Not applicable.


This work was supported in part by the Discipline Co-construction Project of Pediatrics and Physiology (No. 2020LCXK017); the Discipline Co-construction Project of Pediatrics and Immunology (No. 2021LCXK030); the Beijing Bethune Medical Science Research Foundation (No. SCE128EN); the Clinical Research and Cultivation Program of the Second Affiliated Hospital of Anhui Medical University (No. 2020LCYSOCS304); and the Scientific Research Foundation of Anhui Medical University (No. 2021xkj168).

Author information

Authors and Affiliations



All authors were involved in drafting and critical revision of the manuscript and approved the final version to be published. Conception and design of the study: WL, JC, ZX, and LY. Acquisition, analysis, and interpretation of the data: LH, ST, and HC. Drafting of the manuscript: WL, AW, and CL. Revision of the manuscript: WL, YC, KZ, and NW.

Corresponding authors

Correspondence to Yan Cheng, Kunlong Zhang or Ningling Wang.

Ethics declarations

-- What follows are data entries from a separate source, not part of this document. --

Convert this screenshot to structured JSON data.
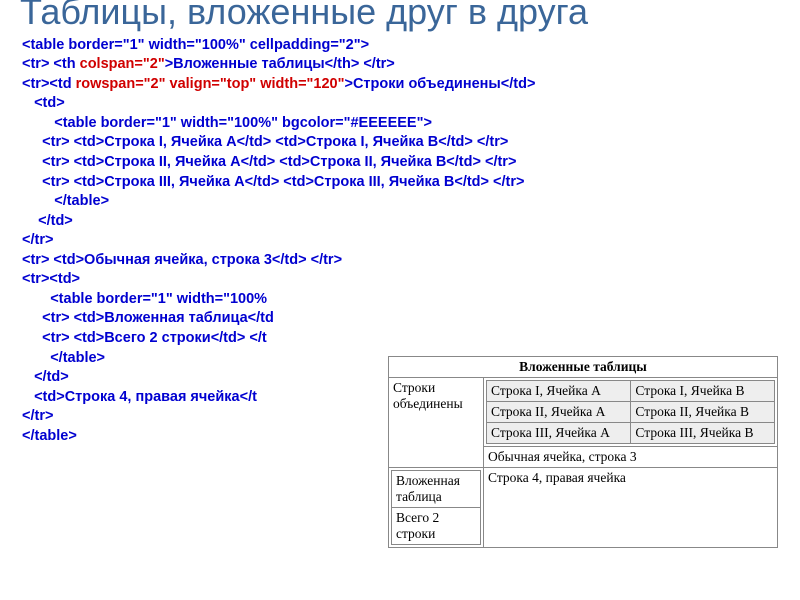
{
  "title": "Таблицы, вложенные друг в друга",
  "code": {
    "l1": "<table border=\"1\" width=\"100%\" cellpadding=\"2\">",
    "l2a": "<tr> <th ",
    "l2red": "colspan=\"2\"",
    "l2b": ">Вложенные таблицы</th> </tr>",
    "l3a": "<tr><td ",
    "l3red": "rowspan=\"2\" valign=\"top\" width=\"120\"",
    "l3b": ">Строки объединены</td>",
    "l4": "   <td>",
    "l5": "        <table border=\"1\" width=\"100%\" bgcolor=\"#EEEEEE\">",
    "l6": "     <tr> <td>Строка I, Ячейка A</td> <td>Строка I, Ячейка B</td> </tr>",
    "l7": "     <tr> <td>Строка II, Ячейка A</td> <td>Строка II, Ячейка B</td> </tr>",
    "l8": "     <tr> <td>Строка III, Ячейка A</td> <td>Строка III, Ячейка B</td> </tr>",
    "l9": "        </table>",
    "l10": "    </td>",
    "l11": "</tr>",
    "l12": "<tr> <td>Обычная ячейка, строка 3</td> </tr>",
    "l13": "<tr><td>",
    "l14": "       <table border=\"1\" width=\"100%",
    "l15": "     <tr> <td>Вложенная таблица</td",
    "l16": "     <tr> <td>Всего 2 строки</td> </t",
    "l17": "       </table>",
    "l18": "   </td>",
    "l19": "   <td>Строка 4, правая ячейка</t",
    "l20": "</tr>",
    "l21": "</table>"
  },
  "demo": {
    "header": "Вложенные таблицы",
    "merged": "Строки объединены",
    "inner": [
      [
        "Строка I, Ячейка A",
        "Строка I, Ячейка B"
      ],
      [
        "Строка II, Ячейка A",
        "Строка II, Ячейка B"
      ],
      [
        "Строка III, Ячейка A",
        "Строка III, Ячейка B"
      ]
    ],
    "plain": "Обычная ячейка, строка 3",
    "nested2": [
      "Вложенная таблица",
      "Всего 2 строки"
    ],
    "row4right": "Строка 4, правая ячейка"
  }
}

Ethics approval and consent to participate

All procedures performed in this case report involving human participants were in accordance with the ethical standards of the institutional and/or national research committee and with the 1964 Helsinki declaration. Informed consent was obtained from the patient’s parents for this study. This study was approved by the Ethics Committee of The Second Affiliated Hospital of Anhui Medical University.

Consent for publication

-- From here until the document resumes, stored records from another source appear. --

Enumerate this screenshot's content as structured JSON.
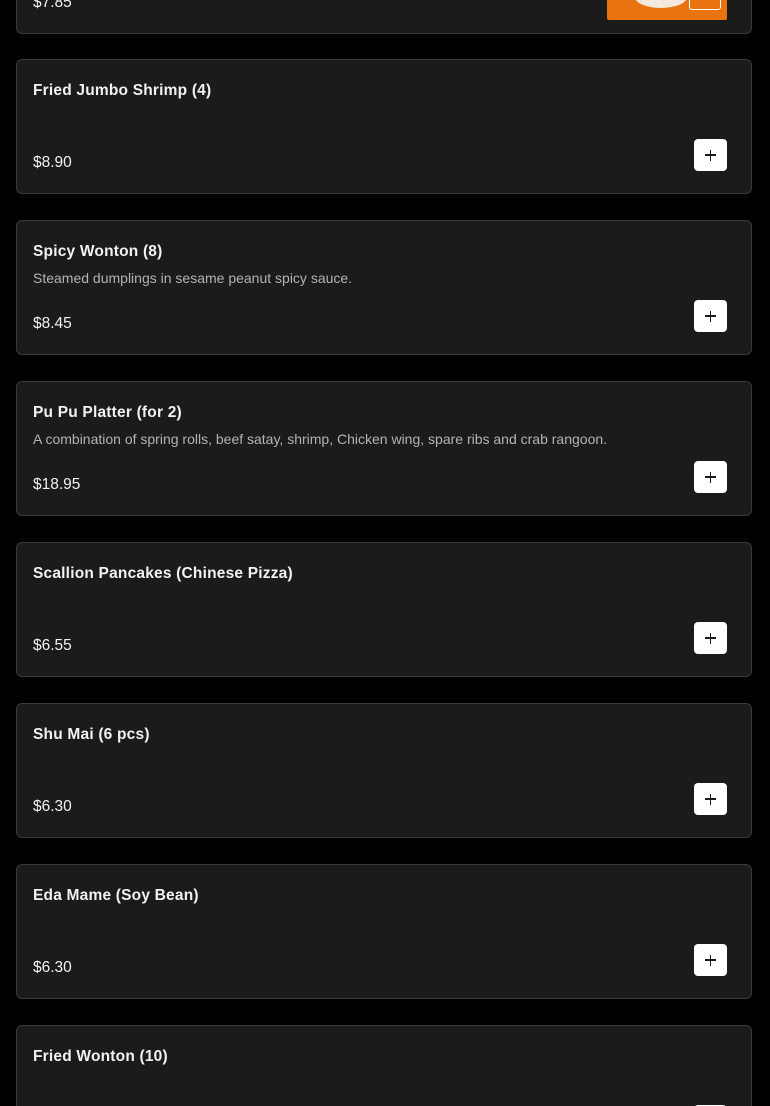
{
  "menu": {
    "partial_item": {
      "price": "$7.85"
    },
    "items": [
      {
        "name": "Fried Jumbo Shrimp (4)",
        "description": "",
        "price": "$8.90"
      },
      {
        "name": "Spicy Wonton (8)",
        "description": "Steamed dumplings in sesame peanut spicy sauce.",
        "price": "$8.45"
      },
      {
        "name": "Pu Pu Platter (for 2)",
        "description": "A combination of spring rolls, beef satay, shrimp, Chicken wing, spare ribs and crab rangoon.",
        "price": "$18.95"
      },
      {
        "name": "Scallion Pancakes (Chinese Pizza)",
        "description": "",
        "price": "$6.55"
      },
      {
        "name": "Shu Mai (6 pcs)",
        "description": "",
        "price": "$6.30"
      },
      {
        "name": "Eda Mame (Soy Bean)",
        "description": "",
        "price": "$6.30"
      },
      {
        "name": "Fried Wonton (10)",
        "description": "",
        "price": ""
      }
    ],
    "add_button_icon": "plus-icon"
  },
  "colors": {
    "page_background": "#000000",
    "card_background": "#1b1b1b",
    "card_border": "#3a3a3a",
    "text_primary": "#f2f2f2",
    "text_secondary": "#b3b3b3",
    "button_background": "#ffffff",
    "image_accent": "#e8730f"
  }
}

Written informed consent was obtained for publication from the patient’s parents in this case report, including informed consent for this study’s publication of their child’s personal or clinical information as well as any identifiable images.

Competing interests

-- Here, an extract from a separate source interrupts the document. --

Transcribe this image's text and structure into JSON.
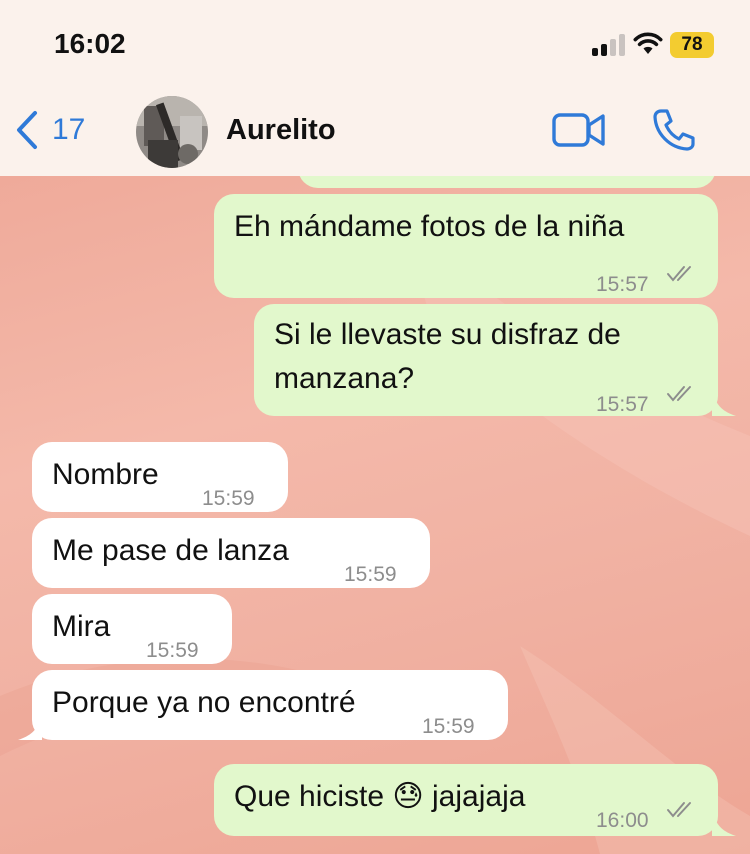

The authors declare no competing interests.

Additional information

Publisher's Note

Springer Nature remains neutral with regard to jurisdictional claims in published maps and institutional affiliations.

Supplementary Information

Rights and permissions

Open Access This article is licensed under a Creative Commons Attribution 4.0 International License, which permits use, sharing, adaptation, distribution and reproduction in any medium or format, as long as you give appropriate credit to the original author(s) and the source, provide a link to the Creative Commons licence, and indicate if changes were made. The images or other third party material in this article are included in the article's Creative Commons licence, unless indicated otherwise in a credit line to the material. If material is not included in the article's Creative Commons licence and your intended use is not permitted by statutory regulation or exceeds the permitted use, you will need to obtain permission directly from the copyright holder. To view a copy of this licence, visit The Creative Commons Public Domain Dedication waiver ( applies to the data made available in this article, unless otherwise stated in a credit line to the data.

Reprints and Permissions

About this article

Check for updates. Verify currency and authenticity via CrossMark

Cite this article

Liu, W., Chu, J., Xie, Z. et al. Mycobacterium abscessus pulmonary disease presenting with spontaneous pneumomediastinum and subcutaneous emphysema in childhood acute lymphoblastic leukemia: a case report and literature review. BMC Pediatr 23, 431 (2023).

Download citation

  • Received:

  • Accepted:

  • Published:

  • DOI:


  • Mycobacterium abscessus
  • Pneumonia
  • Children
  • Acute lymphoblastic leukemia
  • Spontaneous pneumomediastinum
  • Subcutaneous emphysema